n Clouds reflect radiation and emit infrared radiation, positive and negative feedbacks

 

 

 

 

Climate Change and Changes In Weather

  • Consequences of Global Warming
  • Land areas warm faster
  • Rise in sea level
  • Fertilize plants
  • Land Use Change
  • Desertification
  • Plagues and climate

Climate Change and Precipitation

 

Global Warming and Hurricanes

Climate model simulations do not show statistical significance for an increase in the number of hurricanes. However, there does appear to be a statistically significant increase in the number of strong to extreme hurricanes, primarily associated with an increase in sea surface temperatures.

 

 

Summary of Climate Change Impacts on Weather

  • Tropical Cyclones(TCs):

–  More intense hurricanes – Warmer SSTs -> Greater available energy

–  Perhaps associated with heavier rainfall (lower confidence)

–  More landfalling TCs? (lower confidence)

–  Overall perhaps fewer TCs? (lower confidence)

  • In Extra-tropics :

– Generally more precip in N. Hem. During winter, with a notable exception over the US southwest which becomes dryer, leading to droughts and more wildfire potential

–  Evidence for more frequent episodes of heavy precip

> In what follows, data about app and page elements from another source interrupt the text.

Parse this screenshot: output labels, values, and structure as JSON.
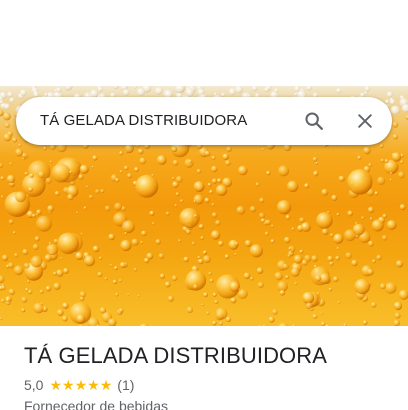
{
  "search": {
    "query": "TÁ GELADA DISTRIBUIDORA"
  },
  "hero": {
    "image_icon": "beer-bubbles-photo"
  },
  "place": {
    "title": "TÁ GELADA DISTRIBUIDORA",
    "rating": "5,0",
    "stars": 5,
    "review_count": "(1)",
    "category": "Fornecedor de bebidas"
  },
  "icons": {
    "search": "search-icon",
    "close": "close-icon",
    "star": "star-icon"
  },
  "colors": {
    "star": "#fbbc04",
    "title": "#202124",
    "secondary_text": "#5f6368",
    "beer_orange": "#f39a0b"
  }
}
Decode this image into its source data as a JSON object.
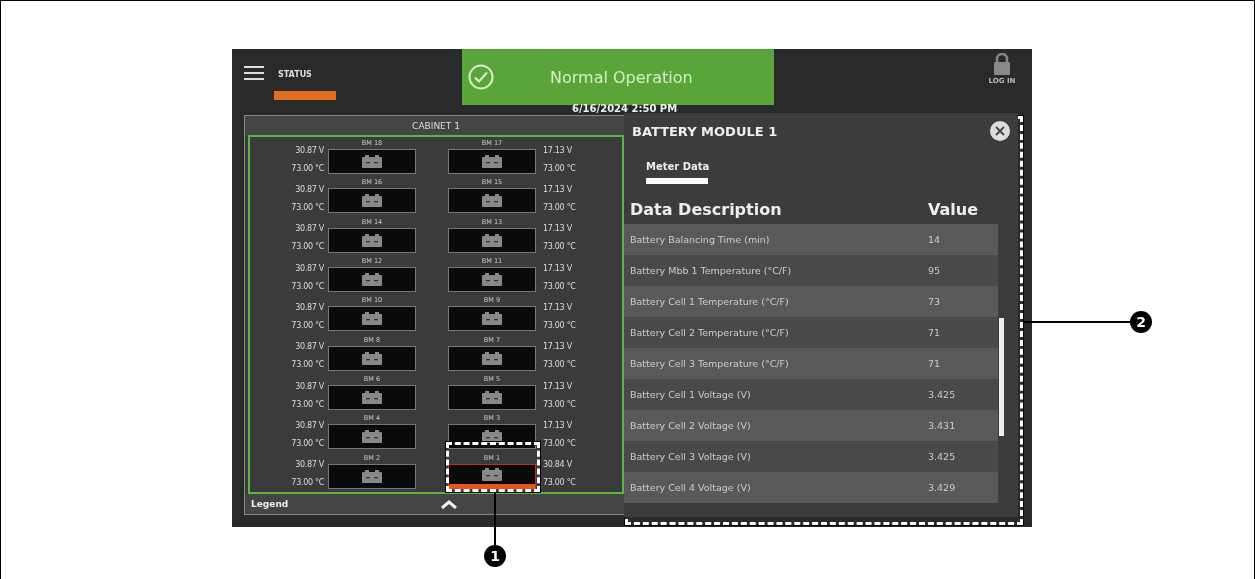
{
  "header": {
    "menu_label": "STATUS",
    "status": "Normal Operation",
    "login": "LOG IN",
    "datetime": "6/16/2024 2:50 PM"
  },
  "cabinet": {
    "title": "CABINET 1",
    "legend": "Legend",
    "rows": [
      {
        "left": {
          "label": "BM 18",
          "voltage": "30.87 V",
          "temp": "73.00 °C",
          "selected": false
        },
        "right": {
          "label": "BM 17",
          "voltage": "17.13 V",
          "temp": "73.00 °C",
          "selected": false
        }
      },
      {
        "left": {
          "label": "BM 16",
          "voltage": "30.87 V",
          "temp": "73.00 °C",
          "selected": false
        },
        "right": {
          "label": "BM 15",
          "voltage": "17.13 V",
          "temp": "73.00 °C",
          "selected": false
        }
      },
      {
        "left": {
          "label": "BM 14",
          "voltage": "30.87 V",
          "temp": "73.00 °C",
          "selected": false
        },
        "right": {
          "label": "BM 13",
          "voltage": "17.13 V",
          "temp": "73.00 °C",
          "selected": false
        }
      },
      {
        "left": {
          "label": "BM 12",
          "voltage": "30.87 V",
          "temp": "73.00 °C",
          "selected": false
        },
        "right": {
          "label": "BM 11",
          "voltage": "17.13 V",
          "temp": "73.00 °C",
          "selected": false
        }
      },
      {
        "left": {
          "label": "BM 10",
          "voltage": "30.87 V",
          "temp": "73.00 °C",
          "selected": false
        },
        "right": {
          "label": "BM 9",
          "voltage": "17.13 V",
          "temp": "73.00 °C",
          "selected": false
        }
      },
      {
        "left": {
          "label": "BM 8",
          "voltage": "30.87 V",
          "temp": "73.00 °C",
          "selected": false
        },
        "right": {
          "label": "BM 7",
          "voltage": "17.13 V",
          "temp": "73.00 °C",
          "selected": false
        }
      },
      {
        "left": {
          "label": "BM 6",
          "voltage": "30.87 V",
          "temp": "73.00 °C",
          "selected": false
        },
        "right": {
          "label": "BM 5",
          "voltage": "17.13 V",
          "temp": "73.00 °C",
          "selected": false
        }
      },
      {
        "left": {
          "label": "BM 4",
          "voltage": "30.87 V",
          "temp": "73.00 °C",
          "selected": false
        },
        "right": {
          "label": "BM 3",
          "voltage": "17.13 V",
          "temp": "73.00 °C",
          "selected": false
        }
      },
      {
        "left": {
          "label": "BM 2",
          "voltage": "30.87 V",
          "temp": "73.00 °C",
          "selected": false
        },
        "right": {
          "label": "BM 1",
          "voltage": "30.84 V",
          "temp": "73.00 °C",
          "selected": true
        }
      }
    ]
  },
  "detail": {
    "title": "BATTERY MODULE 1",
    "tabs": [
      {
        "label": "Meter Data",
        "selected": true
      }
    ],
    "columns": [
      "Data Description",
      "Value"
    ],
    "rows": [
      {
        "description": "Battery Balancing Time (min)",
        "value": "14"
      },
      {
        "description": "Battery Mbb 1 Temperature (°C/F)",
        "value": "95"
      },
      {
        "description": "Battery Cell 1 Temperature (°C/F)",
        "value": "73"
      },
      {
        "description": "Battery Cell 2 Temperature (°C/F)",
        "value": "71"
      },
      {
        "description": "Battery Cell 3 Temperature (°C/F)",
        "value": "71"
      },
      {
        "description": "Battery Cell 1 Voltage (V)",
        "value": "3.425"
      },
      {
        "description": "Battery Cell 2 Voltage (V)",
        "value": "3.431"
      },
      {
        "description": "Battery Cell 3 Voltage (V)",
        "value": "3.425"
      },
      {
        "description": "Battery Cell 4 Voltage (V)",
        "value": "3.429"
      }
    ]
  },
  "callouts": [
    {
      "number": "1"
    },
    {
      "number": "2"
    }
  ]
}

Polar jet may move more poleward and get “wavier”, but no clear evidence yet of more frequent or stronger extra-tropical cyclones. Some modelling studies suggest wetter systems.

– No clear evidence of more severe weather outbreaks, but warmer conditions imply an earlier start to tornado season.

–  Expect longer summer heat waves and shorter winter cold outbreaks.

 

In response to some questions:

  • The so-called solar-flux or changes in the sun's radiation is not a major contributor to the changes in our earth's climate in the short term.
  • Buying land for a long-term investment along certain shorelines (read; New Jersey and Florida in particular) could be a risk due to sea level rise.  although only 1 mm to 1 cm per year now, with the accelerated melting of the Arctic and Greenland ice sheets.  As these massive amounts of ice disappear the newly exposed water and land surfaces will refelct back less of teh sun's rays, thus adding to the increasing global temperatures.
  • Fracking's largest threat to the climate is due to the release of methane, particularly at eh wellhead.
  • The deforestation of the Amazon, one of the earth's greates CO2 sinks will also contribute to the increse of carbon diozide in the atmosphere.

Climate Change References (online)

http://www.climatehotmap.org/global-warmingeffects/

https://watchdocumentaries.com/chasing-ice/

IPCC 5th Assessment Report:  http://ar5-syr.ipcc.ch/

UN Report on Climate Change:  https://www.un.org/en/climatechange/repor ts

 

The Club thanked Bill for his time, informatinve presentaiton and insights on atmospheric phenomenons we witness every day.